Work task
In the entries below, find each line where the word "this" appears and give only the total count of such lines.

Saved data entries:
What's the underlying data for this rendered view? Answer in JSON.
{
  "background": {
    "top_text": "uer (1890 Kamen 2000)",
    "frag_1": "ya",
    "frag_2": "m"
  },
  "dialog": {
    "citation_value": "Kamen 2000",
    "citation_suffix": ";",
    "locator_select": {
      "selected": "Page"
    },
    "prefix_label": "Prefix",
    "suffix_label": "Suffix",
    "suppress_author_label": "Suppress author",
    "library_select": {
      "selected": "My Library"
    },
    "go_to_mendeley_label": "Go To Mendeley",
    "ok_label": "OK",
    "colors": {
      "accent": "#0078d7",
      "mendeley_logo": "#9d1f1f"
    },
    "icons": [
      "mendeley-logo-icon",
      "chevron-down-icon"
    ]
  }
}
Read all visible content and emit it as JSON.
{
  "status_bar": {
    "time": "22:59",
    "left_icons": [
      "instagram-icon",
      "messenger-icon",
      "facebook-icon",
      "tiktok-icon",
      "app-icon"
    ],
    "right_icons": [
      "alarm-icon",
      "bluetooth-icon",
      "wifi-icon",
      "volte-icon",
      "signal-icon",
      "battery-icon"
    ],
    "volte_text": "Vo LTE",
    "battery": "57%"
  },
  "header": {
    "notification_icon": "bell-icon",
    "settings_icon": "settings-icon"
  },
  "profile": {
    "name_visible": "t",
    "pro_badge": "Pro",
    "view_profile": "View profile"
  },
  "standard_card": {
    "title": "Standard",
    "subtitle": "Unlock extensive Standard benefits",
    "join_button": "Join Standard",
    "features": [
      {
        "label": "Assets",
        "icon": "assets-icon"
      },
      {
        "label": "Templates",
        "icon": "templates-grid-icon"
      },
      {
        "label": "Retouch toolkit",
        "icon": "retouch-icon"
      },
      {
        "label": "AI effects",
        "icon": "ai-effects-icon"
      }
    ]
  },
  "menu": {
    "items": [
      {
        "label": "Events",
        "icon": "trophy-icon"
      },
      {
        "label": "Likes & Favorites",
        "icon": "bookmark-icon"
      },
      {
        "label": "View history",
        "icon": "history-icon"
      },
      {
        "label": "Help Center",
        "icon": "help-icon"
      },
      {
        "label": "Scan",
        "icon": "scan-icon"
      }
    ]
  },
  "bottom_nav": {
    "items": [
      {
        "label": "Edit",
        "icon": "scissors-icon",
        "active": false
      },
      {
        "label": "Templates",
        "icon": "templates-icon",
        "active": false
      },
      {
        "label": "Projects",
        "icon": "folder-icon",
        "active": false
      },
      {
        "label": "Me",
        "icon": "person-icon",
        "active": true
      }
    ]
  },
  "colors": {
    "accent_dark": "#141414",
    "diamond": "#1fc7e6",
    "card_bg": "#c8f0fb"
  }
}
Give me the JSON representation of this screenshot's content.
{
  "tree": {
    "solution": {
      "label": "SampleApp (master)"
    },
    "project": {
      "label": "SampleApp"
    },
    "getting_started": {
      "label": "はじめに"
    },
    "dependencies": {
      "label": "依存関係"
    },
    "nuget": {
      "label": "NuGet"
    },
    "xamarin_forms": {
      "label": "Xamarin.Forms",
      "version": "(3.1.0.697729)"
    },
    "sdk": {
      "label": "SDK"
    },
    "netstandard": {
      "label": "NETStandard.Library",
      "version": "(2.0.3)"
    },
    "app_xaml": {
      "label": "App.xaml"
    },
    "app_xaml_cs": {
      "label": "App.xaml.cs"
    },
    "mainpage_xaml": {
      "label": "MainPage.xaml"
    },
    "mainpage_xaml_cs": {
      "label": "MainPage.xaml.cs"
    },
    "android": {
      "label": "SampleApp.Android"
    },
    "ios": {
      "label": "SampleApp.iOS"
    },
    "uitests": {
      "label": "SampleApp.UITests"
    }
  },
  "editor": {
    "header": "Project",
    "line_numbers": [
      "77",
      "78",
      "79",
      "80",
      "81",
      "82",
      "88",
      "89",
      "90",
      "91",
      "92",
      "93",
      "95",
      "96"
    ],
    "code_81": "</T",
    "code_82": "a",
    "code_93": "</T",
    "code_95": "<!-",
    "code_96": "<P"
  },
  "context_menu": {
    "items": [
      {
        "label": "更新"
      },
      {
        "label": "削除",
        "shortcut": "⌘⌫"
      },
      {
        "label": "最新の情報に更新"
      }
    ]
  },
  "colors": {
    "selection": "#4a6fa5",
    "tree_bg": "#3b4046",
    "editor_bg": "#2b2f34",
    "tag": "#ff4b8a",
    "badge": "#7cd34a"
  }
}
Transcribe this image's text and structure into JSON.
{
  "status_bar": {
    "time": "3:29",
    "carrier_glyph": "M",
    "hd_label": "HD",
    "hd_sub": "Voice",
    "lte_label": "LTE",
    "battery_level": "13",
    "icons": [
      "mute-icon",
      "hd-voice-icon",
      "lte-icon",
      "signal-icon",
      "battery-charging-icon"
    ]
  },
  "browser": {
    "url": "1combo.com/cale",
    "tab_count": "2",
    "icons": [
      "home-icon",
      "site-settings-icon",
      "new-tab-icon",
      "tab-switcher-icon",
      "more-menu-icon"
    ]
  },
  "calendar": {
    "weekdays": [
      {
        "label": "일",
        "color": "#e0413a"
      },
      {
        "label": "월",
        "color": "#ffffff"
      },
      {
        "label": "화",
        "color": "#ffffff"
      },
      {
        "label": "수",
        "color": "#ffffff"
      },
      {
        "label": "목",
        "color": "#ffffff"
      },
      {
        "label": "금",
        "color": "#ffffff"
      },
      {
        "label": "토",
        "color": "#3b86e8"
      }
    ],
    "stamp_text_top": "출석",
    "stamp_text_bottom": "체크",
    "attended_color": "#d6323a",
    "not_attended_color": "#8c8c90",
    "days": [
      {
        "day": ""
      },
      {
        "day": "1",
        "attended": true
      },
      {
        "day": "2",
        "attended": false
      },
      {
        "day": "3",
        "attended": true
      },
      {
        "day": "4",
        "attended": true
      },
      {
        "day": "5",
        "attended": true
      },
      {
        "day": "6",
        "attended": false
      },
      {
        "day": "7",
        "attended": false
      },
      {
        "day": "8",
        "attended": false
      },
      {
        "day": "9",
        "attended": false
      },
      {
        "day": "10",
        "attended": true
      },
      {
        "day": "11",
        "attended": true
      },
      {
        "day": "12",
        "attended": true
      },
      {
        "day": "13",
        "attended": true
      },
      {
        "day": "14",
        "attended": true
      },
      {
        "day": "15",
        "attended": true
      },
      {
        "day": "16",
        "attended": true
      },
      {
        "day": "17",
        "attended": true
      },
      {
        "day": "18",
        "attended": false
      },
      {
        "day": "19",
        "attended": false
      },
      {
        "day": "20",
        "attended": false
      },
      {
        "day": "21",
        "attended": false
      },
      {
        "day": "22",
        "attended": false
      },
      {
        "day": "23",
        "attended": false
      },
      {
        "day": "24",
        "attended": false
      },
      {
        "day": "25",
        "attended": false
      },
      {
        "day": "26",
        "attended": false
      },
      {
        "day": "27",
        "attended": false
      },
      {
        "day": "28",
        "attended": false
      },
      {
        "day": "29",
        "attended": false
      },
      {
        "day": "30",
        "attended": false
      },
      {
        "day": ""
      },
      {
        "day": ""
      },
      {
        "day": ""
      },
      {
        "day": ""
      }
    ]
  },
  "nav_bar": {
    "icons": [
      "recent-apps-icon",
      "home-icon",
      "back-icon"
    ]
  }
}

Answer space
3